Her novel, Sweetbitter, is the must-read of the summer.

By Liz Steelman
Updated July 22, 2016
Grab a glass of wine and sink your teeth into this delectable debut from an MFA-grad waitress, who pitched this much buzzed about book to an editor she was serving. When 22-year-old Tess moves from Ohio to NYC, she lands a job as a back waiter at a high-end Union Square eatery. Over the next year, Tess gets an education in food, wine, and love as she becomes enamored with the older and sophisticated Simone and Jake, the quiet, handsome bartender. While the plot is simple, Danler’s prose excites.To buy: $16.50, amazon.comReleased May 24.

Estranged from her parents, Stephanie Danler moved to New York in 2006 in search of emotional independence. But when offered a job at a high-end restaurant, she found how easy it was to lose herself in the dysfunctional industry.

After almost a decade working in New York’s culinary scene, the New School grad transformed her experiences into Sweetbitter, a coming-of-age novel about a young girl getting swept up in the unique world of love and sex behind the “employees only” doors. Danler stopped by RealSimple.com to chat with editor Lori Leibovich on her podcast The Labor of Love.

Here, an excerpt on negotiating boundaries and the importance of taking care of yourself, as well as those around you.

Lori Leibovich: As the book unfolds, the relationships Tess has [with the other restaurant workers] start to develop. It struck me as a highly dysfunctional family that was in a bubble. As an adult, you can often largely escape the dysfunction that you’ve grown up with. But in [the novel's world], you have to deal with everyone’s dysfunction on such a heightened level because you’re together all the time. Did you feel like you were a part of a family? Did the family dynamic ever feel oppressive?

Stephanie Danler: I definitely felt like I was a part of a family. In a lot of ways, the novel is about Tess’s search for a new family. She finds it in a restaurant [where there are] maternal and paternal relationships and brother and sister dynamics. But I did feel like those dynamics were also dangerous. Tess didn’t have boundaries with these people, and I think that’s true of dysfunctional families as well. Boundaries are the most essential part. There’s nothing inherently wrong with a group of dysfunctional people coming together. It’s when you can’t protect yourself within that group…

LL: Did you feel, when working in the industry, that you had hit a point where you didn’t feel protected anymore?

SD: I didn’t. I was a manager for most of my career. I wanted to make a safe space for the emotional “orphans” who come to New York City. It’s a very particular experience to come to your family and be estranged from your family whether by distance or [for some other reason]. I was always very conscious to make a very safe, non-toxic space.

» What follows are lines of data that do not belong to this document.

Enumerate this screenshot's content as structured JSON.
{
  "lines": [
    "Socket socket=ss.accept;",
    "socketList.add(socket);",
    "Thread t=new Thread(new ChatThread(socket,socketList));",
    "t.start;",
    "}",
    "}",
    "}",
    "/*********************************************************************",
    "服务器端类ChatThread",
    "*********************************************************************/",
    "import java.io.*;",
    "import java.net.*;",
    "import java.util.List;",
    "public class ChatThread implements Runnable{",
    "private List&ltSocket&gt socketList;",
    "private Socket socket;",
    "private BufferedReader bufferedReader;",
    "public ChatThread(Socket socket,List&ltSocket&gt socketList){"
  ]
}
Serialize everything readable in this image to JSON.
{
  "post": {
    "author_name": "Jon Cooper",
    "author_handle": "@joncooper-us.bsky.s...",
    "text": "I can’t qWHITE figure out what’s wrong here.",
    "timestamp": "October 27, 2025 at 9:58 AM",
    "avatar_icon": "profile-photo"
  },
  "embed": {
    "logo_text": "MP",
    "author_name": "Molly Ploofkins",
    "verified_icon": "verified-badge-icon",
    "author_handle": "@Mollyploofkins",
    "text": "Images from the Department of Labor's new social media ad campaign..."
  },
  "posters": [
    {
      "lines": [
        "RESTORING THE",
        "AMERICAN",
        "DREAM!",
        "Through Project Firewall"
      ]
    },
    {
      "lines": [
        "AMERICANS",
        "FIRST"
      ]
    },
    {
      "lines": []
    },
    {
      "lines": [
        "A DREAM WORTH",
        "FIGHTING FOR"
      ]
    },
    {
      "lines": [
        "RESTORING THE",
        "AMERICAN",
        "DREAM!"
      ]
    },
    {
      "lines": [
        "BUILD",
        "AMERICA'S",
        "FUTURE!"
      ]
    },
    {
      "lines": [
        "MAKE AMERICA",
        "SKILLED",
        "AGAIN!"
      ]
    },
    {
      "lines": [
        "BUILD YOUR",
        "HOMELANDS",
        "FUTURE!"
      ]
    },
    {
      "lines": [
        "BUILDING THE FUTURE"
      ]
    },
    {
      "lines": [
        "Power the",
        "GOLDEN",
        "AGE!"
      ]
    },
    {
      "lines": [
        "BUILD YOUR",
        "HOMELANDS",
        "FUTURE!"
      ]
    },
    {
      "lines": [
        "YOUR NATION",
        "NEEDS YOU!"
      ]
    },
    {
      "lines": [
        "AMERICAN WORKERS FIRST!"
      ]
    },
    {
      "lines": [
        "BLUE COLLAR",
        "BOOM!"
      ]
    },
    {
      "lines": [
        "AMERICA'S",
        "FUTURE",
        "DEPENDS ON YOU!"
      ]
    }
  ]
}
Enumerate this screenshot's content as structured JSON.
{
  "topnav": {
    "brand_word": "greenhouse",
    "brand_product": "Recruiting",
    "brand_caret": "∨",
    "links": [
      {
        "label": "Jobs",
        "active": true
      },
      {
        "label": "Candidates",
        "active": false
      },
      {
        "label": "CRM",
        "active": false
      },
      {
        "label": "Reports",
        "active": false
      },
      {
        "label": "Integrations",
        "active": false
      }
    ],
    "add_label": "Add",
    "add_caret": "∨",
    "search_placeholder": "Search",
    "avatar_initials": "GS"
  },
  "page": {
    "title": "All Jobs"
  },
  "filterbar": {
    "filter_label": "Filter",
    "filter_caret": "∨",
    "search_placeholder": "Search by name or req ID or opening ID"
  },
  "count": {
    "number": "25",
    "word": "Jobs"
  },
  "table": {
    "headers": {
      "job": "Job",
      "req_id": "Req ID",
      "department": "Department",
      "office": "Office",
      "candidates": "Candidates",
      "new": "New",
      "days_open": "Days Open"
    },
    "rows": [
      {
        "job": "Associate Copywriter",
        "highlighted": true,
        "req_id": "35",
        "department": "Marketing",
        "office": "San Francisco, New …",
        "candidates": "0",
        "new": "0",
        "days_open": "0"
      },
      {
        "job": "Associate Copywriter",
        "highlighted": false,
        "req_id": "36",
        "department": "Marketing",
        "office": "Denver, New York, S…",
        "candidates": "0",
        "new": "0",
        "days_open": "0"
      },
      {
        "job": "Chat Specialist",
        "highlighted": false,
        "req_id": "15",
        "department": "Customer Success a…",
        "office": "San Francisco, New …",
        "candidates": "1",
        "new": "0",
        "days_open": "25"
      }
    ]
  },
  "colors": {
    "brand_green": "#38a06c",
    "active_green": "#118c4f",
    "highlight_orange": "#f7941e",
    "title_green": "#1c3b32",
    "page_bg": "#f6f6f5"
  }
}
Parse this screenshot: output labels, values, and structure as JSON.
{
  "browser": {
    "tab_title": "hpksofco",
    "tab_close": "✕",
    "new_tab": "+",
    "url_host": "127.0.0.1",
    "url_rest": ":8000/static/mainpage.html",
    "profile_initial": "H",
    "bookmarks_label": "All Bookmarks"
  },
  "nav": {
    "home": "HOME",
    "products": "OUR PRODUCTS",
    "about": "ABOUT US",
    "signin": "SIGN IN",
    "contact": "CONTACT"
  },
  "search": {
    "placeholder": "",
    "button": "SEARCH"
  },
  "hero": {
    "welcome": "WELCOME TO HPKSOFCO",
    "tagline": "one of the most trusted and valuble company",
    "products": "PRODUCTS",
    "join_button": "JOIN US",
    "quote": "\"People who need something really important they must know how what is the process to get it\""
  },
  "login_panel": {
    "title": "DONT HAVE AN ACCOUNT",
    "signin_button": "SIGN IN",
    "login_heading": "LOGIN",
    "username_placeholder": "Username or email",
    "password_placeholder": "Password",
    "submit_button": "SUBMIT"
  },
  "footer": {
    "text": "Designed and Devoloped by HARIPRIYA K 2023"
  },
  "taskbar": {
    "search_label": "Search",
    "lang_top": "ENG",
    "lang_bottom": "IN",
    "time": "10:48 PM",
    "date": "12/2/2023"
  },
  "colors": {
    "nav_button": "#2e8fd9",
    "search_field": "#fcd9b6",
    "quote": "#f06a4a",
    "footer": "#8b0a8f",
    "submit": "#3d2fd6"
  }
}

LL: How?

SD: It was something I learned from [Union Square Hospitality Group restaurateur] Danny Meyer. It’s about putting your restaurant family first before the guest. My servers knew I was always on their side. That will trickle down to the restaurant. I practiced that professionally as a restaurant manager and I try to practice it myself in taking care of myself. I can give more freely and it can trickle down to everyone else in my life.

For more, listen to Danler’s full interview:

This interview was condensed for length and clarity.